▶ What you are asked to do: Below are records; work out how many of their lines contain the word "text" and reply with the number only.

▶ Page and application data records:
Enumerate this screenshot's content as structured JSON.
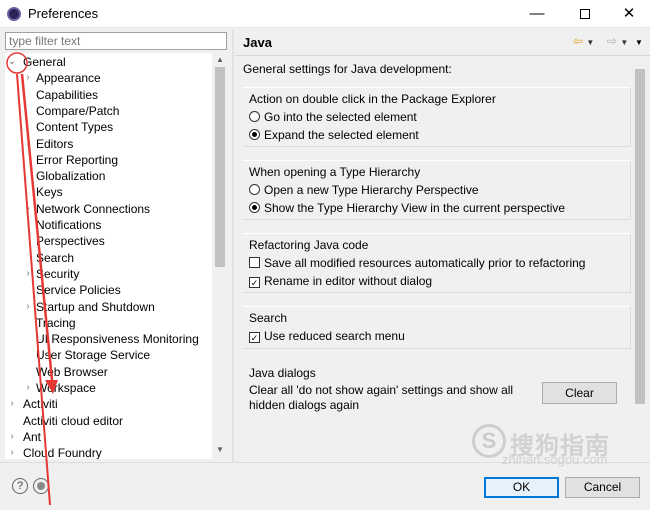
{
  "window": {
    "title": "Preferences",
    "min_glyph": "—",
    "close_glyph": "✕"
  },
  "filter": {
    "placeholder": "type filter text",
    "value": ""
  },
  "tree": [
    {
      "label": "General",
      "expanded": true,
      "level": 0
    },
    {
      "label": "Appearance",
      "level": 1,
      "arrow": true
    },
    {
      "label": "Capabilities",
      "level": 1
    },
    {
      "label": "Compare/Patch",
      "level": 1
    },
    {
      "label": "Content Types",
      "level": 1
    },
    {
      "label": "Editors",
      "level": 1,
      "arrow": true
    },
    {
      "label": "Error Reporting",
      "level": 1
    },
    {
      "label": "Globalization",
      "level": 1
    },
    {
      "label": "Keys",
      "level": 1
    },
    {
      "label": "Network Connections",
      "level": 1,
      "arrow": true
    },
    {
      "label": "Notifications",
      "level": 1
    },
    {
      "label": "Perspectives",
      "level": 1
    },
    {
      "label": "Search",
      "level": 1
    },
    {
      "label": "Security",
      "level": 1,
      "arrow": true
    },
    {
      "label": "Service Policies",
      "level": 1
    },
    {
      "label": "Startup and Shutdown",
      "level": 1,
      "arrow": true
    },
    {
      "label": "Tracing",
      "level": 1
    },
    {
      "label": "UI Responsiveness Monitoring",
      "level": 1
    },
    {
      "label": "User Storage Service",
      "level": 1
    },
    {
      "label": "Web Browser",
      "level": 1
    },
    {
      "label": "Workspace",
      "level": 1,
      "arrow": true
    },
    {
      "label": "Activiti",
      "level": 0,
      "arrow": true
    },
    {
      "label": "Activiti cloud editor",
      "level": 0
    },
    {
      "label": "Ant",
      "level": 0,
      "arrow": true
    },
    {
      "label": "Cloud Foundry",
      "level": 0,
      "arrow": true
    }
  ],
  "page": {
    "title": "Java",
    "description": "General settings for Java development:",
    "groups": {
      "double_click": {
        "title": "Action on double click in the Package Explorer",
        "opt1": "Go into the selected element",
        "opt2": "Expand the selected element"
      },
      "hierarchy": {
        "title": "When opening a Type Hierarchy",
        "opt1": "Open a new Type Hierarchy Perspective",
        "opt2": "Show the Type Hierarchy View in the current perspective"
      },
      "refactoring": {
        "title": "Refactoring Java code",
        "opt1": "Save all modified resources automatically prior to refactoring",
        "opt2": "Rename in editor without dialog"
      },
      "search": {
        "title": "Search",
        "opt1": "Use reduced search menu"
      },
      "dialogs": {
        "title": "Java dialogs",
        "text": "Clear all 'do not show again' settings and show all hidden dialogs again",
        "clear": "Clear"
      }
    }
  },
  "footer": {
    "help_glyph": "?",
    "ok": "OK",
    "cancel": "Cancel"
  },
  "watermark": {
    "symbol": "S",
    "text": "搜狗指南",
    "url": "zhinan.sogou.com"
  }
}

▶ Expected answer: 3